The expected answer is a copy of every line in the listing that has the word "value".
*** EXCERPTED RECORDS Section Begins ***
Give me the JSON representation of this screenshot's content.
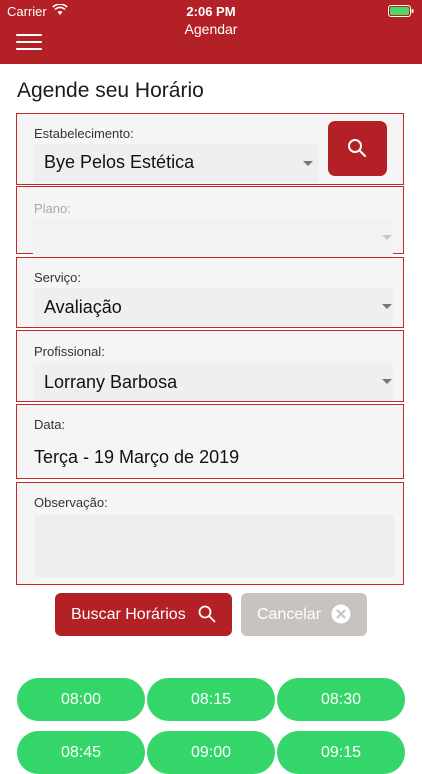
{
  "status_bar": {
    "carrier": "Carrier",
    "time": "2:06 PM"
  },
  "nav": {
    "title": "Agendar"
  },
  "page": {
    "title": "Agende seu Horário"
  },
  "form": {
    "establishment": {
      "label": "Estabelecimento:",
      "value": "Bye Pelos Estética"
    },
    "plan": {
      "label": "Plano:",
      "value": ""
    },
    "service": {
      "label": "Serviço:",
      "value": "Avaliação"
    },
    "professional": {
      "label": "Profissional:",
      "value": "Lorrany Barbosa"
    },
    "date": {
      "label": "Data:",
      "value": "Terça - 19 Março de 2019"
    },
    "observation": {
      "label": "Observação:",
      "value": ""
    }
  },
  "actions": {
    "search_label": "Buscar Horários",
    "cancel_label": "Cancelar"
  },
  "time_slots": [
    "08:00",
    "08:15",
    "08:30",
    "08:45",
    "09:00",
    "09:15"
  ],
  "colors": {
    "primary": "#b32025",
    "slot_green": "#34d66a",
    "cancel_gray": "#c7c3bf"
  }
}
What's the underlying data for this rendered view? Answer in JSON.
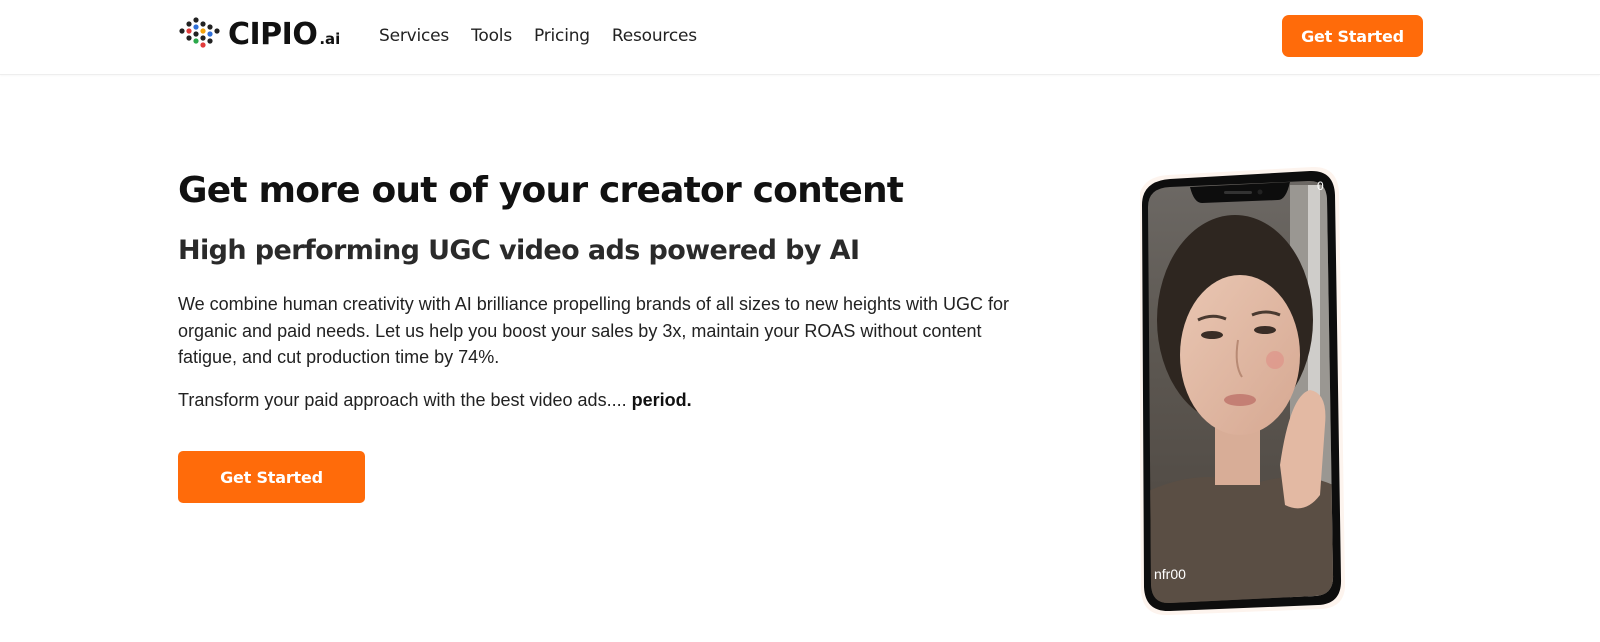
{
  "header": {
    "logo": {
      "name": "CIPIO",
      "suffix": ".ai"
    },
    "nav": [
      {
        "label": "Services"
      },
      {
        "label": "Tools"
      },
      {
        "label": "Pricing"
      },
      {
        "label": "Resources"
      }
    ],
    "cta_label": "Get Started"
  },
  "hero": {
    "title": "Get more out of your creator content",
    "subtitle": "High performing UGC video ads powered by AI",
    "description": "We combine human creativity with AI brilliance propelling brands of all sizes to new heights with UGC for organic and paid needs. Let us help you boost your sales by 3x, maintain your ROAS without content fatigue, and cut production time by 74%.",
    "tagline": "Transform your paid approach with the best video ads....",
    "tagline_emphasis": "period.",
    "cta_label": "Get Started"
  },
  "phone": {
    "handle": "nfr00",
    "counter": "0"
  },
  "colors": {
    "accent": "#ff6b0a",
    "text": "#111111"
  }
}
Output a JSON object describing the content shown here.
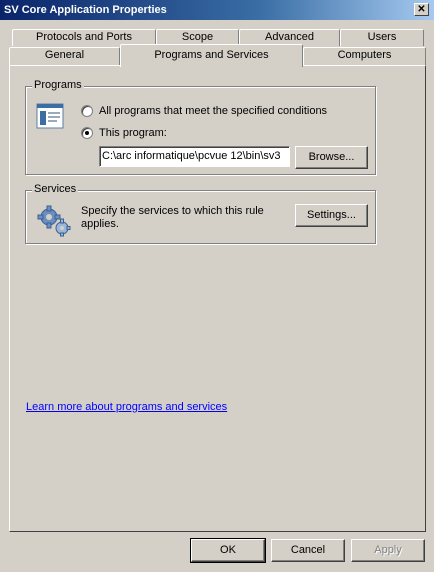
{
  "window": {
    "title": "SV Core Application Properties",
    "close": "✕"
  },
  "tabs": {
    "row1": [
      "Protocols and Ports",
      "Scope",
      "Advanced",
      "Users"
    ],
    "row2": [
      "General",
      "Programs and Services",
      "Computers"
    ],
    "active": "Programs and Services"
  },
  "programs": {
    "label": "Programs",
    "all_label": "All programs that meet the specified conditions",
    "this_label": "This program:",
    "selected": "this",
    "path": "C:\\arc informatique\\pcvue 12\\bin\\sv3",
    "browse": "Browse..."
  },
  "services": {
    "label": "Services",
    "line1": "Specify the services to which this rule",
    "line2": "applies.",
    "settings": "Settings..."
  },
  "learn_more": "Learn more about programs and services",
  "buttons": {
    "ok": "OK",
    "cancel": "Cancel",
    "apply": "Apply"
  },
  "icons": {
    "program": "program-window-icon",
    "services": "gears-icon"
  }
}
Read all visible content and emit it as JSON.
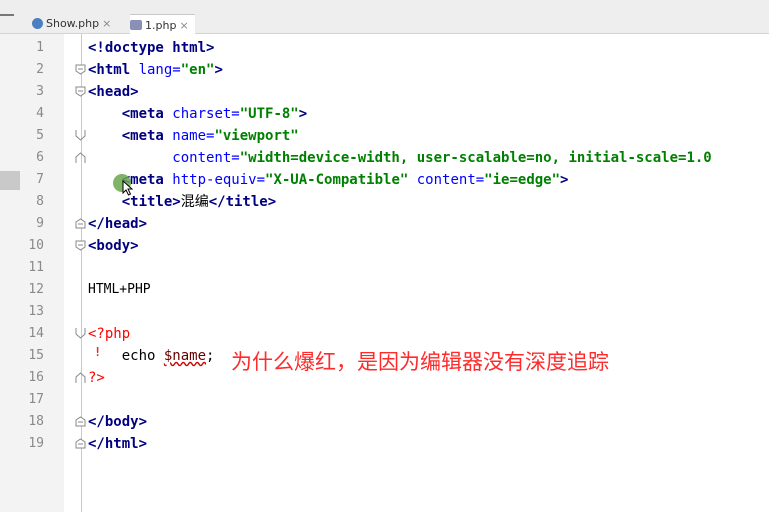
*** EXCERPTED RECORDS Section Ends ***
| OUTPUT OF THE EXERCISE |
      "value": "Bye Pelos Estética"
      "value": ""
      "value": "Avaliação"
      "value": "Lorrany Barbosa"
      "value": "Terça - 19 Março de 2019"
      "value": ""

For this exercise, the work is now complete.